Developing a well tuned chromatic series of notes for DIY multi octave keyboards can be achieved using top octave generator (TOG) and simple frequency dividers.
The TOG originally developed in the 1970's was used by music synthesizer manufactures to overcome tuning issues related to temperature sensitive resistor networks.
There are several varieties of TOG chips (ex. MK50240, MK50241 ) with the difference being high octave note starting points and clock duty cycles. Due to the advent of digital processing these chips are no longer manufactured and are getting harder to find
For analog synth builders designing a top octave generator with discrete components can be a daunting task. Fortunately there are retro versions of the MK50240 available from makers such as Flatkeys. This projects uses Flatkeys MK50250-Retro as the TOG for a 5 octave synthesizer project.
The Flatkeys MK50240-Retro is pin compatible with the original MK50240 chip. An external clock running at 1 - 2 mhz determines starting pitch. The retro chip has its own FPGA that creates 12(13) equally divided frequencies consisting of a full octave for the highest octave set on the keyboard. Note: only the last octave uses high C pin (13th note).

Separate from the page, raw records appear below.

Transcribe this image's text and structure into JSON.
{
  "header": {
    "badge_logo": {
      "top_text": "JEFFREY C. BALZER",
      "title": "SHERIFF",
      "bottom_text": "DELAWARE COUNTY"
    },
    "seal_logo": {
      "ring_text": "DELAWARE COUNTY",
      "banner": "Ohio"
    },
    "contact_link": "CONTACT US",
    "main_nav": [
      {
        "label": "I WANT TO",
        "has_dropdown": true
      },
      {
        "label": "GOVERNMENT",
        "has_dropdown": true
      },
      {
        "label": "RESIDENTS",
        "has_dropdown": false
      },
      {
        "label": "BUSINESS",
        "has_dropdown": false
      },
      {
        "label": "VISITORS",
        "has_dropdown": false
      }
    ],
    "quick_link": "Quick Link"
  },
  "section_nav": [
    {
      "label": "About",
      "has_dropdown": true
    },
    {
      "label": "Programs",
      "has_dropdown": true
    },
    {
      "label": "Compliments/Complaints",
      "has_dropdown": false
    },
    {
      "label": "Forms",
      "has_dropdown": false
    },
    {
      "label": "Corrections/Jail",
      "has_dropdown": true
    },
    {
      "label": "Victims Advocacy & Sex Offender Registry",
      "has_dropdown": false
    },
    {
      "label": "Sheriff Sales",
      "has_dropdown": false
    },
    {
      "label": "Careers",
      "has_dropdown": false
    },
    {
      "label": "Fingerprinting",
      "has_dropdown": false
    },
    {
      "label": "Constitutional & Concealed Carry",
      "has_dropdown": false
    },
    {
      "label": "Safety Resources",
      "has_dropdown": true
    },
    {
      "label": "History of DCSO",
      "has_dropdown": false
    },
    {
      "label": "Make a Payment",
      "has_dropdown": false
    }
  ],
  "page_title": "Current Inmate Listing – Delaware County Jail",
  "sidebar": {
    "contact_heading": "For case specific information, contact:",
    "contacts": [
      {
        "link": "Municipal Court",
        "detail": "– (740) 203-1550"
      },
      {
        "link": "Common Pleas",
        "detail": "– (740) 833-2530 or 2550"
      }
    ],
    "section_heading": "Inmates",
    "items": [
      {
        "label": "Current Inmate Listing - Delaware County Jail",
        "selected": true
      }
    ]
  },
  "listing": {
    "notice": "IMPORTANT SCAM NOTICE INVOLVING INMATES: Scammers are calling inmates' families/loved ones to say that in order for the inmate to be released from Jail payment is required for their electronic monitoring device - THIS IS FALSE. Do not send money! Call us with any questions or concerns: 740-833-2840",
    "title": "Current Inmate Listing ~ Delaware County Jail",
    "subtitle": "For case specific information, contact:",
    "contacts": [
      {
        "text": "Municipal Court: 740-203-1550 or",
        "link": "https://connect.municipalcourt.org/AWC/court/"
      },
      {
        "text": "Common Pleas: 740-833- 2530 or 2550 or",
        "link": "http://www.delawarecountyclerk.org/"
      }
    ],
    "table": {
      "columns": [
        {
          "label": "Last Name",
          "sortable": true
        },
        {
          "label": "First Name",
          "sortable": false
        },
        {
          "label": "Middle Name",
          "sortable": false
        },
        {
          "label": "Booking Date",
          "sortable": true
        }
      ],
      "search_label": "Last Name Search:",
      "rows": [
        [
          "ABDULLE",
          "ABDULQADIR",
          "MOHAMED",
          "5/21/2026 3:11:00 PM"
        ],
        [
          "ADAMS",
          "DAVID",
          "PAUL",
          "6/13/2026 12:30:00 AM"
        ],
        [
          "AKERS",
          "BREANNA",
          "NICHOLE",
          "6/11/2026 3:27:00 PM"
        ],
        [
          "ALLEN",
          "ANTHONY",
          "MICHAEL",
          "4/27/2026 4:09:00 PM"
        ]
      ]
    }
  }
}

The 74LS93 is an up/down module 16 binary counter which divides top octave frequencies to produce remaining lower octaves.
Each chip provides 4 outputs representing 4 octaves of one note. Chips are cascaded to provide additional octaves. The synth project in this example has 5 octaves requiring 2 chips per note.
Connection diagram(one note)
A total of 12 dividers are used to create 5 octaves of notes (48+1 for last high C). Frequency (note) outputs are enabled by the keyboard controller. Output signal from all dividers is mixed together to produce a 49 key polyphonic synthesizer.
Pictured below is the completed prototype chromatic note generator board. Oscillator is connected to input. Keyboard presses turn on opto isolators which connect selected note to common bus for output. Further details for bus mixing and keyboard latching will be provided in future articles.